    Johnny Fila Formerly "The Crusader"

    Nov 21, 2004
    Elmont, NY (near NYC)
    You should ask tribal about the wood cost (and as a matter of fact I knd of forgot about the piece of mac that he has for me)
    Send that wood to USA Custom will then make a neck for you for around 225-250 after all is said and done. Of course thats for a bolt on and I don't know if they do laminate necks.
    Warmoth does lam necks, but you must use their woods and it will cost more.
    a mac ebony neck from warmoth is currently 579 plus nut and shipping.
    you should see the cocobolo necks they currently have. Sweet!
     
  14. bassclef112

    bassclef112 Supporting Member

    Sep 2, 2003
    New York City, NY
    I have a Warmoth Dinky P/MM with an all Macassar Ebony neck/fingerboard and I love it. It's a deep chocolate brown with a touch of cream on the fingerboard near the nut. I bought the neck a few years ago when it was just over $400 and finally completed the bass last year. On a mahogany body with those pickups the sound is pretty punchy! I really like this bass a lot - the neck is great to play, and I don't find neck dive a problem with full size Schallers on there.

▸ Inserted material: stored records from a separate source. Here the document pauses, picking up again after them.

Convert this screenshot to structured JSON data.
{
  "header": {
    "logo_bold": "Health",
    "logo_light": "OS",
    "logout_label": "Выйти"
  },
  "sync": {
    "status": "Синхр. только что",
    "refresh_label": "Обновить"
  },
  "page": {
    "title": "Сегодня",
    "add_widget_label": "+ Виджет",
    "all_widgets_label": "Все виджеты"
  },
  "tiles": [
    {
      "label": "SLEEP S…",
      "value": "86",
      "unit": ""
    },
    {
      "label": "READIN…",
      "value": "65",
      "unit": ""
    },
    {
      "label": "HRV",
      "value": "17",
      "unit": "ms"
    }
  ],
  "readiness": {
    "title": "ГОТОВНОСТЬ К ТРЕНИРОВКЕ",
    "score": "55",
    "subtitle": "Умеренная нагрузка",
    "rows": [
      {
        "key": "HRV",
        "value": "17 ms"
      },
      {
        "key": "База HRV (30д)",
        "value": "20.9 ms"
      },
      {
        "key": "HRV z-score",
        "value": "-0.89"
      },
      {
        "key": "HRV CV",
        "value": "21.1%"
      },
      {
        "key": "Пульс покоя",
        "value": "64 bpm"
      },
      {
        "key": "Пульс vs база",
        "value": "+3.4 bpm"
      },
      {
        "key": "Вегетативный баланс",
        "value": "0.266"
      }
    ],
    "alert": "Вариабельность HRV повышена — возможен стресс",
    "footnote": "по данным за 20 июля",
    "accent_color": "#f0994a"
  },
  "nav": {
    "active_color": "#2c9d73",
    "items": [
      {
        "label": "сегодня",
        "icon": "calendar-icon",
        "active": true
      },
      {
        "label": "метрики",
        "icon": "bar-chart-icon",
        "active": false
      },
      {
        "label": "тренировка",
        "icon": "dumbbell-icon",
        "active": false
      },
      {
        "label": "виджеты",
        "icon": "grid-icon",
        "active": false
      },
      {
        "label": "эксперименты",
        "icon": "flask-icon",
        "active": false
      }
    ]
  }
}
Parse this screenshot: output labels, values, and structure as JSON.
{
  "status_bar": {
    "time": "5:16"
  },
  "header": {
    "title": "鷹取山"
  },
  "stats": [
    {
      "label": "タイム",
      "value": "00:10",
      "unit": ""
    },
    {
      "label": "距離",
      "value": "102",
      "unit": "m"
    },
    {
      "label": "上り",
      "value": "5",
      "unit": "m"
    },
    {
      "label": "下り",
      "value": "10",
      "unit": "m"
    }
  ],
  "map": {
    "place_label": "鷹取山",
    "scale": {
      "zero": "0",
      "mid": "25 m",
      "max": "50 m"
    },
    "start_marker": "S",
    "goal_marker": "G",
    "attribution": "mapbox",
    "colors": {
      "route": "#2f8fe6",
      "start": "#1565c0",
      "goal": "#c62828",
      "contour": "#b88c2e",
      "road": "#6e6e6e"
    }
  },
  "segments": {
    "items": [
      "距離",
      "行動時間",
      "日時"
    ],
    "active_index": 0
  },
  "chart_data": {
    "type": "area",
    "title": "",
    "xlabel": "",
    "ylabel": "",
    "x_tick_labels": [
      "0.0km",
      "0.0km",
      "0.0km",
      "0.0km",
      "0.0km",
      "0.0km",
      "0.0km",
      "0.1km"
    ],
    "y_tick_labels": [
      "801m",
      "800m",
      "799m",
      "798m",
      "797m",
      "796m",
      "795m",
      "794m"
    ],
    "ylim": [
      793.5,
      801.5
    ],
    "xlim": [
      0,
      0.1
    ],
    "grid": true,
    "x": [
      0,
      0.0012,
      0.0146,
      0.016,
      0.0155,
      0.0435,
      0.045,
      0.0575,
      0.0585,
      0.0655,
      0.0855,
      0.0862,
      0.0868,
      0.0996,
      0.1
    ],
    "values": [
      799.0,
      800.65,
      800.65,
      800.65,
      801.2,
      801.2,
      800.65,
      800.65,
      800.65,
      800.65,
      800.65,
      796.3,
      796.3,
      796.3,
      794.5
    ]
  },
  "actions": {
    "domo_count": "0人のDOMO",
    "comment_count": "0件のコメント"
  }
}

    I don't know whether I'd get another one at todays prices - this was a BD present to myself when I had some extra cash, but it is certainly a beautiful piece of wood.